Exercise objective: Collect each line of the entries that holds the string "avatar".

══ Records provided

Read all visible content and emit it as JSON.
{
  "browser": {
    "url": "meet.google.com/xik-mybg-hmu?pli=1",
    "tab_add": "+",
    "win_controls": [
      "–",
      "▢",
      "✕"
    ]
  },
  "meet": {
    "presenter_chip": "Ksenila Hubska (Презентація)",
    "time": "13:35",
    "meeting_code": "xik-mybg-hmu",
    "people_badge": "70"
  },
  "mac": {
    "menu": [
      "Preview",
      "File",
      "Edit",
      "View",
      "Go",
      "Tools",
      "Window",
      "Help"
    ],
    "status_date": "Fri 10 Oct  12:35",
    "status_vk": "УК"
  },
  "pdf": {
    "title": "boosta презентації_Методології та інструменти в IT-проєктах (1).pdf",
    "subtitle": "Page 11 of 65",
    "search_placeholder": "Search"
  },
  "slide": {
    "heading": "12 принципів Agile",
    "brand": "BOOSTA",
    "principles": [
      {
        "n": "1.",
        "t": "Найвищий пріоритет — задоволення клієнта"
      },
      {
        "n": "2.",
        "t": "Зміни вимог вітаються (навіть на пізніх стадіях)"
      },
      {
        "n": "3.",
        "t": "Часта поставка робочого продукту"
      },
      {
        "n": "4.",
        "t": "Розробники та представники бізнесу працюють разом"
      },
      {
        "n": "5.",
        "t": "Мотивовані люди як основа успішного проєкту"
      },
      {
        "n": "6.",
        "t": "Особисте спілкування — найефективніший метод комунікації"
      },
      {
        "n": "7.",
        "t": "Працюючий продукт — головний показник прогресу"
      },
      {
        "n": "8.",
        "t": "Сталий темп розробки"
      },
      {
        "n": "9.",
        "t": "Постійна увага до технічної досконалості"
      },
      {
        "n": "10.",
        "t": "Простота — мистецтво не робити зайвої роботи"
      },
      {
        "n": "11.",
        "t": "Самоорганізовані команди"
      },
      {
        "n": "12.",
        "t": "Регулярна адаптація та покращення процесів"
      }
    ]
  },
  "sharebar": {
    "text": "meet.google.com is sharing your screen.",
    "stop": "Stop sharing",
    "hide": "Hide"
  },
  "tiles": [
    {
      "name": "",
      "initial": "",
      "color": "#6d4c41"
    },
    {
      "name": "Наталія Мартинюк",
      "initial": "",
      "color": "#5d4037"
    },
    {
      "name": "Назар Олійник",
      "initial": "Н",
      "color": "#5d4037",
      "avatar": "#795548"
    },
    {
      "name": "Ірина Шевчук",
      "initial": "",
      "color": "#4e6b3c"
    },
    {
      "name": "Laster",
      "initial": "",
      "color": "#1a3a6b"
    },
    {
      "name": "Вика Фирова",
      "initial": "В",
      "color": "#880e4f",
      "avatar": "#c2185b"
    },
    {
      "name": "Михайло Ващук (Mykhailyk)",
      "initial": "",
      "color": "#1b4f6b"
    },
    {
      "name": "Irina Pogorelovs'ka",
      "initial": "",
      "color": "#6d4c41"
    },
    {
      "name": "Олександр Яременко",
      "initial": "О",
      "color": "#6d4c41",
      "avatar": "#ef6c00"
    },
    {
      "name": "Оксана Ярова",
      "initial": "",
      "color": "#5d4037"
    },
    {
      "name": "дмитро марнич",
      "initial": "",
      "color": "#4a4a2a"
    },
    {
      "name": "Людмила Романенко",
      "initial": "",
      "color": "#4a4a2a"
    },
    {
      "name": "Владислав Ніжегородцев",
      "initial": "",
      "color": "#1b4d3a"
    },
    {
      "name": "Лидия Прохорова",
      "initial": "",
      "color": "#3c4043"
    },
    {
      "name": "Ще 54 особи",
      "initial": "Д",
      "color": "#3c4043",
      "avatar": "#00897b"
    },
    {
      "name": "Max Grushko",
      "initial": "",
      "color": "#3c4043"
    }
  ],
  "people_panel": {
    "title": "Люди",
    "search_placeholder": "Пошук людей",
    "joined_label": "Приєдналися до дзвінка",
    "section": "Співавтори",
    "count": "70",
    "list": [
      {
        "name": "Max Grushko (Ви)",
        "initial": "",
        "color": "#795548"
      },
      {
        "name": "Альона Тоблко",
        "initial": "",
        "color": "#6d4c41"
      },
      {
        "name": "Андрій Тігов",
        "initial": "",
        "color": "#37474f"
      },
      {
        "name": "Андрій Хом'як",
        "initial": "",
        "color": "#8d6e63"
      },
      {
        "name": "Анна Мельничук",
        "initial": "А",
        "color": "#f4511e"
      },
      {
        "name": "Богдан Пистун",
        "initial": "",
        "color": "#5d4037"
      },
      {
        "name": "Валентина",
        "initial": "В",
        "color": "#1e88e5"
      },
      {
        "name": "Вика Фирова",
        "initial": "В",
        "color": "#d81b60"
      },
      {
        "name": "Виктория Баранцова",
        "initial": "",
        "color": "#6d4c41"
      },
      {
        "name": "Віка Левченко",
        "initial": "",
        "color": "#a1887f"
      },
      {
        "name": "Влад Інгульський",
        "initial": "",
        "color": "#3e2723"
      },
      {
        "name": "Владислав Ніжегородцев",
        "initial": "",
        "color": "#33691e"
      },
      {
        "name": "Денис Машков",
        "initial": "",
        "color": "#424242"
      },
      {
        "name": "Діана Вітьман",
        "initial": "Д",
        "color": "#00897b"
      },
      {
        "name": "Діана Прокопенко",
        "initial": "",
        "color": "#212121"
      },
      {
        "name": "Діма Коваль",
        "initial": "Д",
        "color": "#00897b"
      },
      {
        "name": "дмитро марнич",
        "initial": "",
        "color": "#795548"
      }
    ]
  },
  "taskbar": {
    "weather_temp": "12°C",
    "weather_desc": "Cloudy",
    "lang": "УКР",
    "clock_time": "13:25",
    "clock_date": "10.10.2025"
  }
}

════

Written answer:
      "avatar": "#795548"
      "avatar": "#c2185b"
      "avatar": "#ef6c00"
      "avatar": "#00897b"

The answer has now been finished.